TWO MIDNIGHT RULE FIGHT
Law suits continue with HHS under its Two-Midnight Rule, that has resulted in reimbursement cuts for hospitals. Fifty more hospitals have filed or joined in law suits that call the HHS’s rule, its enforcement, and the financial estimates used in the rule as arbitrary and capricious.
MY RIGHT TO MY DATA
Federal and state laws, including HIPAA, not only are intended to provide privacy safe guards for patient data, but also often include provisions that give patients rights to access their PHI. OCR released an FAQ document and a facts sheet intended to bring attention to patient rights to access their healthcare information. It will be interesting to see how hospitals and insurers react to the OCR initiative to allow patients to look at their own information and help insure its accuracy and truthfulness.
FAQ’s and other guidance with regard to patient PHI access rights add details. In addition to state law requirements, HIPAA specifically requires covered entities to provide individuals upon their request with access to PHI about them in one or more “designated record sets”. Patient rights include inspection, copying, or both, as well as the right to direct a covered entity to transmit a copy to another person or entity.

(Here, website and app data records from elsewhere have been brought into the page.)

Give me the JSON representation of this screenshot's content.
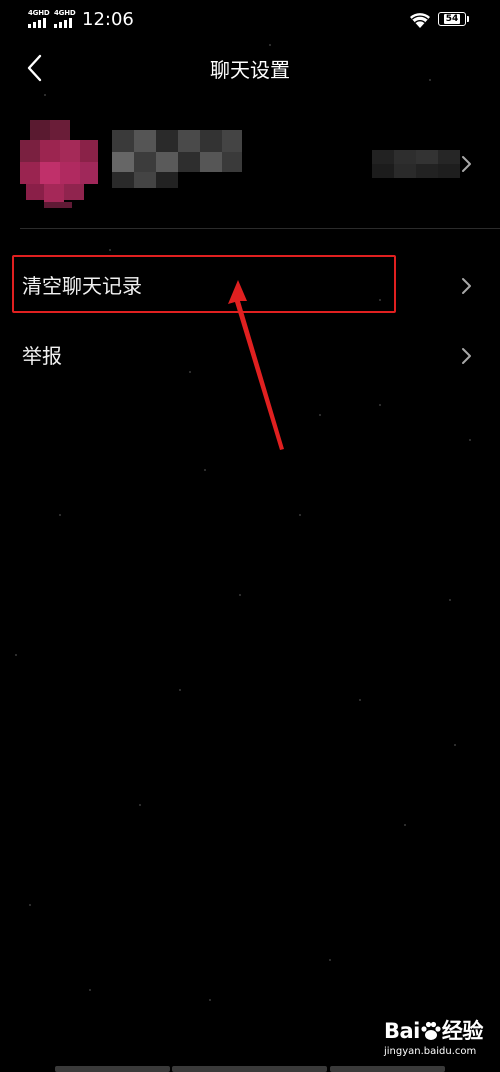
{
  "status_bar": {
    "network_1": "4GHD",
    "network_2": "4GHD",
    "time": "12:06",
    "battery_level": "54"
  },
  "header": {
    "title": "聊天设置",
    "back_icon": "chevron-left-icon"
  },
  "profile": {
    "avatar_color": "#b0285c",
    "chevron_icon": "chevron-right-icon"
  },
  "menu": {
    "items": [
      {
        "label": "清空聊天记录",
        "icon": "chevron-right-icon",
        "highlighted": true
      },
      {
        "label": "举报",
        "icon": "chevron-right-icon",
        "highlighted": false
      }
    ]
  },
  "annotation": {
    "color": "#e02020"
  },
  "watermark": {
    "brand_left": "Bai",
    "brand_right": "经验",
    "url": "jingyan.baidu.com"
  }
}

Designated records sets include:
- Medical records and billing records about individuals;
- Enrollment, payment, claims adjudication and case or medical record management systems maintain by or for a health plan;
- Other records that are used by a covered entity to make decisions about individuals. This includes records that are used to make decisions about any individuals whether or not the records have been used to make a decision about the particular individual requesting access;

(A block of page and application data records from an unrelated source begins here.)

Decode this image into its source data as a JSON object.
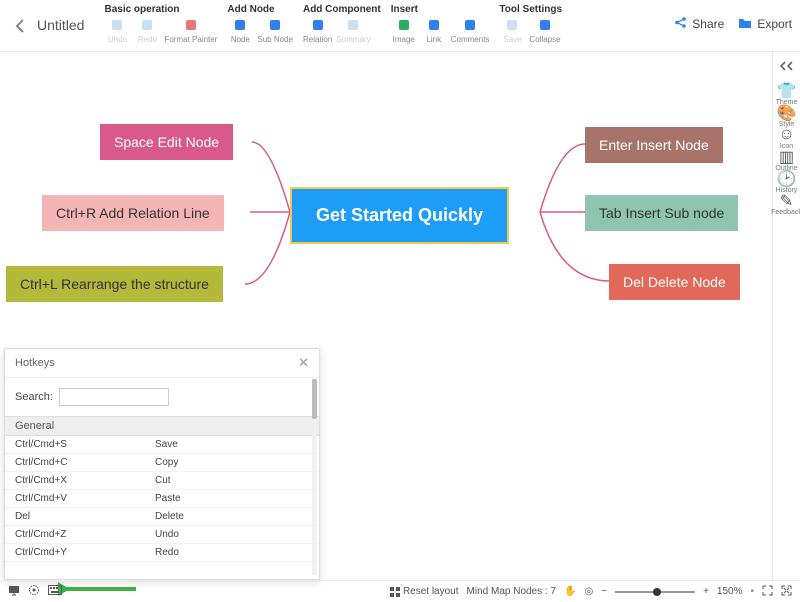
{
  "title": "Untitled",
  "toolbar": {
    "groups": [
      {
        "label": "Basic operation",
        "items": [
          {
            "name": "undo",
            "label": "Undo",
            "disabled": true,
            "color": "#c7e0f4"
          },
          {
            "name": "redo",
            "label": "Redo",
            "disabled": true,
            "color": "#c7e0f4"
          },
          {
            "name": "format-painter",
            "label": "Format Painter",
            "disabled": false,
            "color": "#e07a7a"
          }
        ]
      },
      {
        "label": "Add Node",
        "items": [
          {
            "name": "node",
            "label": "Node",
            "disabled": false,
            "color": "#2f80ed"
          },
          {
            "name": "sub-node",
            "label": "Sub Node",
            "disabled": false,
            "color": "#2f80ed"
          }
        ]
      },
      {
        "label": "Add Component",
        "items": [
          {
            "name": "relation",
            "label": "Relation",
            "disabled": false,
            "color": "#2f80ed"
          },
          {
            "name": "summary",
            "label": "Summary",
            "disabled": true,
            "color": "#c7e0f4"
          }
        ]
      },
      {
        "label": "Insert",
        "items": [
          {
            "name": "image",
            "label": "Image",
            "disabled": false,
            "color": "#27ae60"
          },
          {
            "name": "link",
            "label": "Link",
            "disabled": false,
            "color": "#2f80ed"
          },
          {
            "name": "comments",
            "label": "Comments",
            "disabled": false,
            "color": "#2f80ed"
          }
        ]
      },
      {
        "label": "Tool Settings",
        "items": [
          {
            "name": "save",
            "label": "Save",
            "disabled": true,
            "color": "#c7e0f4"
          },
          {
            "name": "collapse",
            "label": "Collapse",
            "disabled": false,
            "color": "#2f80ed"
          }
        ]
      }
    ],
    "share": "Share",
    "export": "Export"
  },
  "nodes": {
    "central": "Get Started Quickly",
    "left1": "Space Edit Node",
    "left2": "Ctrl+R Add Relation Line",
    "left3": "Ctrl+L Rearrange the structure",
    "right1": "Enter Insert Node",
    "right2": "Tab Insert Sub node",
    "right3": "Del Delete Node"
  },
  "sidepanel": [
    {
      "name": "theme",
      "label": "Theme",
      "icon": "👕"
    },
    {
      "name": "style",
      "label": "Style",
      "icon": "🎨"
    },
    {
      "name": "icon",
      "label": "Icon",
      "icon": "☺"
    },
    {
      "name": "outline",
      "label": "Outline",
      "icon": "▥"
    },
    {
      "name": "history",
      "label": "History",
      "icon": "🕑"
    },
    {
      "name": "feedback",
      "label": "Feedback",
      "icon": "✎"
    }
  ],
  "popup": {
    "title": "Hotkeys",
    "search_label": "Search:",
    "section": "General",
    "rows": [
      {
        "key": "Ctrl/Cmd+S",
        "action": "Save"
      },
      {
        "key": "Ctrl/Cmd+C",
        "action": "Copy"
      },
      {
        "key": "Ctrl/Cmd+X",
        "action": "Cut"
      },
      {
        "key": "Ctrl/Cmd+V",
        "action": "Paste"
      },
      {
        "key": "Del",
        "action": "Delete"
      },
      {
        "key": "Ctrl/Cmd+Z",
        "action": "Undo"
      },
      {
        "key": "Ctrl/Cmd+Y",
        "action": "Redo"
      }
    ]
  },
  "status": {
    "reset": "Reset layout",
    "nodes_label": "Mind Map Nodes :",
    "nodes_count": "7",
    "zoom": "150%"
  }
}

- Records include any item collection or grouping of information that includes PHI and has been maintained, collected, used, or disseminated by a covered entity.
The only information excluded is:

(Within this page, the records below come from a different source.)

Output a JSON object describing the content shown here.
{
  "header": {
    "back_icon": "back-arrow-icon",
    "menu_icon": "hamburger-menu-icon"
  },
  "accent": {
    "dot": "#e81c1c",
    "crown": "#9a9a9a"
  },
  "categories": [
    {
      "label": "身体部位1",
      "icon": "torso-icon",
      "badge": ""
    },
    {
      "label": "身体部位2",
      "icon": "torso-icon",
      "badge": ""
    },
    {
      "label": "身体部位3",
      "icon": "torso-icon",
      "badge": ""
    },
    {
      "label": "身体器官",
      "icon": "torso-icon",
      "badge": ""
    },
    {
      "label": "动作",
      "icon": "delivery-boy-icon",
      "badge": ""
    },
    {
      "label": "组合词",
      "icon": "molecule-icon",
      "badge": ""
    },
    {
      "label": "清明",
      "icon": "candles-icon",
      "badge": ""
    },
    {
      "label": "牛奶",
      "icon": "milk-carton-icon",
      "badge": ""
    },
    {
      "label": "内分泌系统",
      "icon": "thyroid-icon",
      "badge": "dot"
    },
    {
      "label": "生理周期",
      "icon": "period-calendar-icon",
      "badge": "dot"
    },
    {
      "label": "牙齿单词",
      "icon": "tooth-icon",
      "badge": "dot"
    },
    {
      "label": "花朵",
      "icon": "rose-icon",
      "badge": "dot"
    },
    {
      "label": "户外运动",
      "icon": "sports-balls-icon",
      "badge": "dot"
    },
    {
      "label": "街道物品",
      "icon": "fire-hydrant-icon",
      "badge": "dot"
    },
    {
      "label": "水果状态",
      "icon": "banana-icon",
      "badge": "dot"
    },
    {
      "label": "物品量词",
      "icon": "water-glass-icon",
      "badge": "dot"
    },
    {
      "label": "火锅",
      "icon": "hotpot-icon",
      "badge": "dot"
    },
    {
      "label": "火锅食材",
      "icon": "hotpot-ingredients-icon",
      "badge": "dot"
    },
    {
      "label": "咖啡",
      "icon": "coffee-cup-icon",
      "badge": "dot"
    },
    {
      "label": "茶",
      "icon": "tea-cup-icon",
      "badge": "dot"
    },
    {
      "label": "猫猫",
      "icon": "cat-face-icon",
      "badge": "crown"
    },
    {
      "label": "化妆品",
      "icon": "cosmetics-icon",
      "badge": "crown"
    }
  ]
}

- Quality assessment and improvement records, patient safety activity records, business planning, etc. Another example would a hospital’s peer review files.
- Psychotherapy notes, etc.
- Information compiled with a reasonable expectation of use in litigation
Note that the individual also has the right to access PHI about themselves in a designated record set maintained by a business associate on behalf of a covered entity. This means, that if you have business associates (BA) serving you, which have PHI about your patient set, an access request to you must also be transmitted to your business associate, and such information from the BA must be included in your response. Note that this information includes the right to access genomic information from a critical lab.
Usually, there must be a response to a PHI access request within thirty days after receipt of a request.
Finally, avoid unreasonable measures. You may not require a person requesting their PHI to appear personally at your office to sign forms to request their information be mailed to them. Nor may you require use of a web portal. Nor may you require that they be mailed if an individual is willing to pick them up. You may also not require the requester to state why they want the information. As the HIPAA Rule makes clear, the PHI is the patients and not the medical providers.
IU HEALTH LAFAYETTE DATA BREACH
Apparently, a USB flash drive containing health information for more than 29,000 patients was lost at Indiana University Health, in Lafayette, Indiana. Reportedly, the patient information did not include SSNs or credit card data. IU Health indicates that they have not yet received any indication of fraudulent use of any patient data. As is usual in these cases, the USB flash drive was not encrypted.
We continue to suggest that all portable devices which can hold PHI be encrypted whether on a flash drive, thumb drive, laptop, tablet, phone, or any similar device.
This newsletter is edited by Paul Wallace of Jones ∙ Wallace, LLC, a member of the American Bar Association Healthcare Law Section and the American Health Lawyers Association who has been representing physicians and healthcare practices for over 25 years. Mr. Wallace assists physicians, practices and hospitals in contract items, federal legal compliance, practice entity creation, estate and wealth planning and similar issues. Please feel free to call if you have any questions on this newsletter or legal matters at (812) 402-1600 or email@example.com.